There is a concept in physics called entropy, that basically seems to be a mathematic representation of cosmic clutter that results from all sorts of universal activity. In physics, we’re told that entropy always increases.

I’m thinking that there must be a sort of lifestyle entropy out there. No matter what I want to do, there’s always a certain amount of complications that get added to our daily routine. Over time, this builds up to the point where I can barely get through a day.

Here are some examples of what I mean about lifestyle entropy:

Daycare: We enrolled our son in daycare. To keep it simple, we selected one near my office. But we only have one car, so it’s almost a daily negotiation to figure out who is going to need the car that day, and will therefore be the person dropping our son at daycare. It’s getting so challenging that we’ve decided we’re going to have to get another car. The new car will mean more cost, more maintenance, have to clean out the garage, and so on. Entropy increases.

Encouraging exercise: We want our kids to have more physical activity, in the hopes that they will get tuckered out enough to solve our bedtime struggles. So we looked around at different sports activities in our area and hit upon Taekwondo and swimming lessons. All of a sudden we have added five more scheduled things to our weekly calendar with the result that we’re stressed out every afternoon trying to make sure we pick them up in time to get to class. Add to that having significant outfit changes every afternoon. Entropy increases again.

Improving nutrition: While everyone else in America is worried about an epidemic of childhood obesity, my kids are always on the low end of the weight curve, the little one, especially. So in an attempt to get some extra calories and nutrients into them, it was suggested that we have them drink a cup of milk before bedtime. But the little one can’t drink the milk immediately after dinner because she tends to upchuck if too much goes into her tummy in too short a time, so the milk has to happen later on, after we have pajamas on. But milk has sugar so it needs to happen before teethbrushing, and teethbrushing usually happens only under duress of missing out on story time. So complicated!

This isn’t one of those parenting posts where I show that I share the same problem you have and then conclude with the perfect answer to this problem. This is more of a plea for help, I suppose.
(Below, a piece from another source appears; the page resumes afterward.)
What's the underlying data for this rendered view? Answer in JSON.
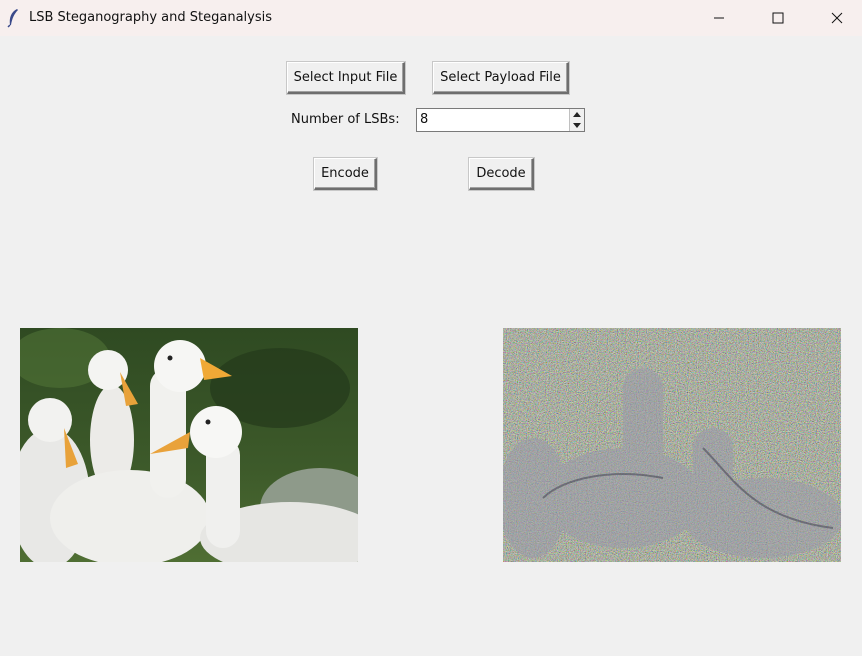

Simplicity is on my mind a lot lately. I often feel like there are so many things that would be great habits to instill in our kids, but until they are habits it is a constant push to make them happen.

I want to be the type of parent who can let things take their course and trust they’ll turn out fine. I don’t want to over-engineer my kids’ childhoods. I wish I could just say, screw it. If it happens, it happens. And maybe something even more awesome will happen that I could never have planned for.

The trick is in figuring out how to not do too much.